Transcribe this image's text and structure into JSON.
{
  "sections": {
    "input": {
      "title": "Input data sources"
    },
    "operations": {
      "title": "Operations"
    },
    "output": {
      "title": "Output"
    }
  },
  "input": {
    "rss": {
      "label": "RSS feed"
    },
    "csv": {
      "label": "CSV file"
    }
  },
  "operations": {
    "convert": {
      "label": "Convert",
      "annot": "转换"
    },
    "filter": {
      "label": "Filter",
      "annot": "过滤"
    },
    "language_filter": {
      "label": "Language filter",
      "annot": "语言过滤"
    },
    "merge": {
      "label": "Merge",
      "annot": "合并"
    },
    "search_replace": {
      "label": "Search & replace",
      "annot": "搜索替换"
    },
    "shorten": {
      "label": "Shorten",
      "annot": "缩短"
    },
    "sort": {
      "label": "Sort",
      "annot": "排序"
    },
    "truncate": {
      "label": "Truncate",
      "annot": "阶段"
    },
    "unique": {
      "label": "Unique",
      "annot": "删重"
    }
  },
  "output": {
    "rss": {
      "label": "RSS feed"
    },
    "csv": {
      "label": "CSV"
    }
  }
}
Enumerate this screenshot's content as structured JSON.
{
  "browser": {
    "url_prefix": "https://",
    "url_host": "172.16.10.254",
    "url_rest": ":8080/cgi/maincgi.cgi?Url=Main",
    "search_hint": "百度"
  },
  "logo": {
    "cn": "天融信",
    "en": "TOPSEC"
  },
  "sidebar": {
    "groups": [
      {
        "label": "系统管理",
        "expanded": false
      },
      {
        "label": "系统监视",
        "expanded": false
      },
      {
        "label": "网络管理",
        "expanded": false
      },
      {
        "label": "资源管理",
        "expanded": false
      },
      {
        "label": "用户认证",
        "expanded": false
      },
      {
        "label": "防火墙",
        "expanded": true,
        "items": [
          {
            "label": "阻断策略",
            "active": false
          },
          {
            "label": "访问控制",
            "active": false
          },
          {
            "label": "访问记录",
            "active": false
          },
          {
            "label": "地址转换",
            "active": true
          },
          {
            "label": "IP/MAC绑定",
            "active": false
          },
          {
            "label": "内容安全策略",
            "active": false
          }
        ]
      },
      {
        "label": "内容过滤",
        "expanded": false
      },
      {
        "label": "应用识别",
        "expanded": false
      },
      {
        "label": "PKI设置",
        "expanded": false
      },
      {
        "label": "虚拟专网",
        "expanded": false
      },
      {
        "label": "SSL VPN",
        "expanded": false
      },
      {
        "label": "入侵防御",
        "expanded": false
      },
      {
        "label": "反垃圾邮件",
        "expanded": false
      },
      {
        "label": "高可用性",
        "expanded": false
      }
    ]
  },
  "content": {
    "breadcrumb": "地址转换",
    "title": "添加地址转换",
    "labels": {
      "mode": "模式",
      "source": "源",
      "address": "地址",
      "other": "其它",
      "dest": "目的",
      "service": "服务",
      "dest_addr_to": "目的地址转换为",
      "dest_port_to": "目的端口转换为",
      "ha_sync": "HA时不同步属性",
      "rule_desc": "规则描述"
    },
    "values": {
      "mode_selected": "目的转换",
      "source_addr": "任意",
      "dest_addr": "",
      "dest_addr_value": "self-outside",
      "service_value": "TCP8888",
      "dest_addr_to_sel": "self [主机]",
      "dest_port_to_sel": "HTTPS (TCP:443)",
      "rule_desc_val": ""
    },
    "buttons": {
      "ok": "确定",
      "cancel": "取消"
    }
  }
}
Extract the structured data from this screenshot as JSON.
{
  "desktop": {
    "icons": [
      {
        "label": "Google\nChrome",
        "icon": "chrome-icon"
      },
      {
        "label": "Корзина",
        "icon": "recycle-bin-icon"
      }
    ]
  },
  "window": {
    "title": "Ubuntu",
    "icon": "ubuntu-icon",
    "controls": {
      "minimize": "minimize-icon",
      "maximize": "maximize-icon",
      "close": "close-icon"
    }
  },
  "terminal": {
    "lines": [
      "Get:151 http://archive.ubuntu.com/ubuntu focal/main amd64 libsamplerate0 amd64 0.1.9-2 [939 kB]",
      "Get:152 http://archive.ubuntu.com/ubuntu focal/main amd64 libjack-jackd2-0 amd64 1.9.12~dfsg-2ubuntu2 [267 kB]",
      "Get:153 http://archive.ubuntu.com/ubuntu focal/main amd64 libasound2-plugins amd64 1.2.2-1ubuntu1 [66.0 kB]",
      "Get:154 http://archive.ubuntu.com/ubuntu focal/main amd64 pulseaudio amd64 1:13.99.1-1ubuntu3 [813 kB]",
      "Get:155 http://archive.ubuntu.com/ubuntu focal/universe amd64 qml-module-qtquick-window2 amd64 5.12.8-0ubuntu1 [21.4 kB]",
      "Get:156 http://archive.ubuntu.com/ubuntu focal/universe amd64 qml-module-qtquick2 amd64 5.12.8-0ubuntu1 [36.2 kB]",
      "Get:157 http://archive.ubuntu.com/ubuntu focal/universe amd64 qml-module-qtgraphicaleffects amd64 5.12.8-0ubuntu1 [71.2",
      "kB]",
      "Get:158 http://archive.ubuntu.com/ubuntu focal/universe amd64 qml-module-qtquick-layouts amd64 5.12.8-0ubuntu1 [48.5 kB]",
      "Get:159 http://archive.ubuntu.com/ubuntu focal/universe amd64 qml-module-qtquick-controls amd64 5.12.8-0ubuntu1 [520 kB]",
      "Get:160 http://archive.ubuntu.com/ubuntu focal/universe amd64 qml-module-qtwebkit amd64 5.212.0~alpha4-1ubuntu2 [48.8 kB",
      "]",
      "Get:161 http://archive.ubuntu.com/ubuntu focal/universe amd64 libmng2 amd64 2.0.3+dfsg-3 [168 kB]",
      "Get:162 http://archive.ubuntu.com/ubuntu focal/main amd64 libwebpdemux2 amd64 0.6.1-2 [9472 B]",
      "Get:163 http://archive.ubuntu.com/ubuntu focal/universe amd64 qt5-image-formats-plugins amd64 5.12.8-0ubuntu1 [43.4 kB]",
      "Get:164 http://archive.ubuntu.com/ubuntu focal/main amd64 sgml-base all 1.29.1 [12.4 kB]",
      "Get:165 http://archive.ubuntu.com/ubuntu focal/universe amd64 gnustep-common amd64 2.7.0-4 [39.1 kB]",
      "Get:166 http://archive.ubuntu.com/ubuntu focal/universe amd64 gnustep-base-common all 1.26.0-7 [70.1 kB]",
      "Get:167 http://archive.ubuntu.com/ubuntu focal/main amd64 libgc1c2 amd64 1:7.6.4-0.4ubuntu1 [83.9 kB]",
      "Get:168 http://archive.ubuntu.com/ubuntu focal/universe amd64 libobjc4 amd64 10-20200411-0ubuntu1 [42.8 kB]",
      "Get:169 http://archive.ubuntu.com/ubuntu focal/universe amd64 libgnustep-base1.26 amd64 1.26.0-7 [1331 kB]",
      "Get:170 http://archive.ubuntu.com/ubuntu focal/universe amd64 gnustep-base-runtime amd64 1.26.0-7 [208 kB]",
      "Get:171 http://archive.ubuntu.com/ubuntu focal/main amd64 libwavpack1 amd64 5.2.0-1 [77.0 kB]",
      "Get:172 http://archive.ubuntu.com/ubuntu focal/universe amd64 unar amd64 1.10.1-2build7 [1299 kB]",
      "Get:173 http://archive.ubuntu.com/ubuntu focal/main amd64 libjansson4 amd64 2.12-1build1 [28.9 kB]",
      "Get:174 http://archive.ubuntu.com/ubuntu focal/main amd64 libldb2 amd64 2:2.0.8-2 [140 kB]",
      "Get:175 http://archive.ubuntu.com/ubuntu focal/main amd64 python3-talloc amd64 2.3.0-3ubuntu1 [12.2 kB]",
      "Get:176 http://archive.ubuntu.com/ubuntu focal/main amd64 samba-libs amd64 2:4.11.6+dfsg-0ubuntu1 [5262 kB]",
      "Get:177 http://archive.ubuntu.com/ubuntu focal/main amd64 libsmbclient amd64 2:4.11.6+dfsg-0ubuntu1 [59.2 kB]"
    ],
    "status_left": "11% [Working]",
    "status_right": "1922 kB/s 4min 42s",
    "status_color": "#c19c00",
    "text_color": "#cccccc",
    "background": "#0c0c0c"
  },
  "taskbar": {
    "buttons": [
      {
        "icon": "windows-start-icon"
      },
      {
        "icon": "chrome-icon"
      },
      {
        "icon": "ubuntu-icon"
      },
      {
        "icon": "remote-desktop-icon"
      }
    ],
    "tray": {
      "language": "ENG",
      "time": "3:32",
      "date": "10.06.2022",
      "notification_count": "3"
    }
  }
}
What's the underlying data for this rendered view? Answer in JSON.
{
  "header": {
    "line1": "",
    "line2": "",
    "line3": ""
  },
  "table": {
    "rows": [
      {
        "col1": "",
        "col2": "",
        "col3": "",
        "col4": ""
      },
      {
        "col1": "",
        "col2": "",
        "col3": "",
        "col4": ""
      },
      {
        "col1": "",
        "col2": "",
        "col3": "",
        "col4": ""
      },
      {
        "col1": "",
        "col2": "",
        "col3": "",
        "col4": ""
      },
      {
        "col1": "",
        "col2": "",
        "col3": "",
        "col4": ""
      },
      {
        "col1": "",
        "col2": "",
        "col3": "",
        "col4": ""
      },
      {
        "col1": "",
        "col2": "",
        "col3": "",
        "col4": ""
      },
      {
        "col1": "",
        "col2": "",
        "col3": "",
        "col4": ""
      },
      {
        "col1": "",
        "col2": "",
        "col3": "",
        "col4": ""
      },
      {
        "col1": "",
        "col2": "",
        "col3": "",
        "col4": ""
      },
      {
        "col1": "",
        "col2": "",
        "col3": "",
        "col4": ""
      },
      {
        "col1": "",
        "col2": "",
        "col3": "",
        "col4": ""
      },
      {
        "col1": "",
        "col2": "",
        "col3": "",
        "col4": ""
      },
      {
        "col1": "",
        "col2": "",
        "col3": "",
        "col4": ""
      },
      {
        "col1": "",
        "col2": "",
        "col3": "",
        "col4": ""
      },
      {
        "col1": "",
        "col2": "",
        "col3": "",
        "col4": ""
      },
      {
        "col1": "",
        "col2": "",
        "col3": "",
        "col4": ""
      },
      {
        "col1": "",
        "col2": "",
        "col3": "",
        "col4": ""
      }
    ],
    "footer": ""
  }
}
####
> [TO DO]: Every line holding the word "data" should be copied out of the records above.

> [YOUR RESPONSE]:
      "title": "Input data sources"
Extract the structured data from this screenshot as JSON.
What's the underlying data for this rendered view? Answer in JSON.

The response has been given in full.